There is a new district attorney in Dallas County. Election Day 2018 meant an overwhelming victory for District-Attorney Elect John Creuzot who will be sworn in on January 1, 2019.
"It’s not wanting to be the district attorney,” said Creuzot. “It’s about wanting to implement change."
Creuzot, who retired from the bench in 2012, said his first order of business will be to train many of the current staff members in the District Attorney’s office.
The latest news from around North Texas.
"There are a lot of good prosecutors in the Dallas County District Attorney’s office who want to do the right thing. They just haven’t been shown what the right thing is," he said.
He said those initial moves are part of his campaign promise of “real justice reform.”
Creuzot, the Democrat, beat Republican Faith Johnson. Johnson had been in office since December 2016, when she was appointed by Governor Greg Abbott.
While Johnson has been praised for the conviction and sentencing of former Balch Springs police officer Roy Oliver in the murder of unarmed teen Jordan Edwards, she had been at the center of scrutiny when it comes to the high profile shooting of Botham Jean in September. Jean was killed in his Dallas apartment by then-Dallas police officer Amber Guyger. Guyger says she mistook Jean’s apartment for her own and thought he was an intruder. Guyger was eventually fired by the department and has been charged with manslaughter, many saying it should be murder.
“I don’t know any police reports. I don’t know any forensic reports, but based on what I have seen, manslaughter is an inappropriate charge, based on the circumstances as I understand them,” said Creuzot. “Once I get in there and I get everything in front of me and it appears the most appropriate charge is murder, then that’s the charge we will go forward with.”
He said anything less than murder deviates from Dallas County precedent.
“I think I’m going to join everybody else in praying that we don’t have any more police shootings. That’s the first step. That’s not on us. That’s on the police.”
Creuzot says if the case hasn’t gone through the system before he takes the reigns of the office, he will be taking a close look and that his office will have the authority to upgrade the charge to murder.
There has also been conversation regarding the alleged preferential treatment of not just Guyger, but other police officers accused of misconduct.
"They need to be held accountable like anyone else. 99.9 percent of our police officers are great people and doing it for the right reason, but there are going to be those individuals out there who are going to shoot and hurt and kill someone and they need to be held accountable just like you and I would be held accountable,” he said.
He also mentioned the need for alternative force considerations in police departments across Dallas County.

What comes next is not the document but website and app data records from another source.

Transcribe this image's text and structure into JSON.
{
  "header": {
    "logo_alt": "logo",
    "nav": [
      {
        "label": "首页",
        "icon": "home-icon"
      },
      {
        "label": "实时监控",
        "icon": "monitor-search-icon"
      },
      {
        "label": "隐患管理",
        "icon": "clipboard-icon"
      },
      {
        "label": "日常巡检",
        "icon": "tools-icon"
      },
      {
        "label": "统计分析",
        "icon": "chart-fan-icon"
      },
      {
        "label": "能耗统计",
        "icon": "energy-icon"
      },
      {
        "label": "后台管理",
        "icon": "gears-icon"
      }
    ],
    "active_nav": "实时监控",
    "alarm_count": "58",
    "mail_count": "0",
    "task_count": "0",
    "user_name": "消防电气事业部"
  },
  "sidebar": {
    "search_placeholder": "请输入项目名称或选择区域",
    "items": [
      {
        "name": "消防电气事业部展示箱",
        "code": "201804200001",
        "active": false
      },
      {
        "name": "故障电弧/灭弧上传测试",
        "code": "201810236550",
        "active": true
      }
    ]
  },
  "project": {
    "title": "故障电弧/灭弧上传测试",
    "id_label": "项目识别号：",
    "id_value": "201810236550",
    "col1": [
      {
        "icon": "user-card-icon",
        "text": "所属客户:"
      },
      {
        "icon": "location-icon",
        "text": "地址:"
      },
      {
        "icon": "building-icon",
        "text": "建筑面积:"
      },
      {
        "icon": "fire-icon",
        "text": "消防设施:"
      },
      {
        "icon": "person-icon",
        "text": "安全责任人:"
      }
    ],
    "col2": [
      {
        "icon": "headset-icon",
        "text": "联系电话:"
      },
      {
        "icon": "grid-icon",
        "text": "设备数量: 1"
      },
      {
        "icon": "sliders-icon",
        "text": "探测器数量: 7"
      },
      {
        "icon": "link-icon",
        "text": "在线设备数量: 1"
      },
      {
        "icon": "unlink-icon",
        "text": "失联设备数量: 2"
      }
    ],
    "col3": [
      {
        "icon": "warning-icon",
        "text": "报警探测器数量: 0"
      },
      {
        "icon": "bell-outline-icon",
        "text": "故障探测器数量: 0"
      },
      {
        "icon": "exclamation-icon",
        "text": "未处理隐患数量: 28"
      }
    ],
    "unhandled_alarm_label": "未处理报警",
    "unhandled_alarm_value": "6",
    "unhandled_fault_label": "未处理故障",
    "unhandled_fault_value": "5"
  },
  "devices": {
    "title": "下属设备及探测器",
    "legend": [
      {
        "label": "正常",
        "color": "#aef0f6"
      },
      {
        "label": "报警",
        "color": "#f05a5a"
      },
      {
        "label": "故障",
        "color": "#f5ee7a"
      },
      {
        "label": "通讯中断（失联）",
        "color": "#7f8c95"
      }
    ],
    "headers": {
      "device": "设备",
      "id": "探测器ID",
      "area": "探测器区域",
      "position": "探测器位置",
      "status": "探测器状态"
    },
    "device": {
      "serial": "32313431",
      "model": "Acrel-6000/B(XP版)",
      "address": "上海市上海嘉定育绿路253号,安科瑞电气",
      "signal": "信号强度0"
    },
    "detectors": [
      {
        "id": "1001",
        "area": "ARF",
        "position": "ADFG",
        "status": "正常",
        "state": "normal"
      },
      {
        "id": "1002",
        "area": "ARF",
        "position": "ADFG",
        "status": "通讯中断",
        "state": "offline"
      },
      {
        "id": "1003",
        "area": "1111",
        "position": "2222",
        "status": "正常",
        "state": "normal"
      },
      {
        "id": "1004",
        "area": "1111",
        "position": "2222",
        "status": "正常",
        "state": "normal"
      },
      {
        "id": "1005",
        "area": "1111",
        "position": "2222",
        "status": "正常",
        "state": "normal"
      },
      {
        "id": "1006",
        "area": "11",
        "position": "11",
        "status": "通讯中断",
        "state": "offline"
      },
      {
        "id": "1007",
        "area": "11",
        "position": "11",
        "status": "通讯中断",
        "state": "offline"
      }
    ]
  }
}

"I think that every police agency in this community needs to re-engage in that issue and talk about something other than shooting a person... that’s number one,” said Creuzot.
Creuzot has also been vocal about his stance on the death penalty.
"I would very narrowly tailor that to people who I felt or the evidence showed would be a danger in the penal community to either other inmates or to the personnel."
Before his retirement from the bench in 2012, Creuzot gained national attention for his diversion drug court. Instead of always jailing first time offenders, their danger to the community was evaluated. Their past was screened to see if rehabilitation was a better fit. He’s hoping to implement some of those practices when he takes office.
Creuzot said he will also be evaluating bail practices in the county. He said under the Texas Constitution, most people have the right to have a bond set. He said there will still be a bond industry, but his plan is to work to reduce the number of people being incarcerated while increasing fairness in the system.
“It means that the poor won’t sit in jail because they don’t have a few dollars. It also means that they won't have pressure on them to plead guilty, when they know they are not. It means a lower jail population... and a more humane criminal justice system." said Creuzot. “"I really think that if we do this in a smart way that we can reduce crime. I think Dallas County alone can close 2 or 3 more prisons ion the next 4 years... that’s my goal. I want to get those numbers down, but I also want to address racial disparity and sentencing and mass incarceration."
Outgoing District Attorney Faith Johnson released a statement to NBC 5 Thursday night.
"I am proud of the work that my team and I have done to prepare the Amber Guyger case for presentation to the grand jury. In vigorous pursuit of justice for Botham Shem Jean and his family, we have worked tirelessly gathering evidence, conducting forensic testing, and interviewing more than 200 witnesses for our own independent investigation. As I have stated from the beginning, my team will present to the grand jury all of the evidence gathered during both our independent investigation and the Texas Rangers’ investigation. Further, we will explain all of the applicable laws so that the grand jury will have all the evidence they need to make the right decision. It is my sincere hope that if the grand jury true bills the Amber Guyger case, Judge Cruezot will continue my work to vigorously seek justice for Botham Shem Jean, his family, and the residents of Dallas County."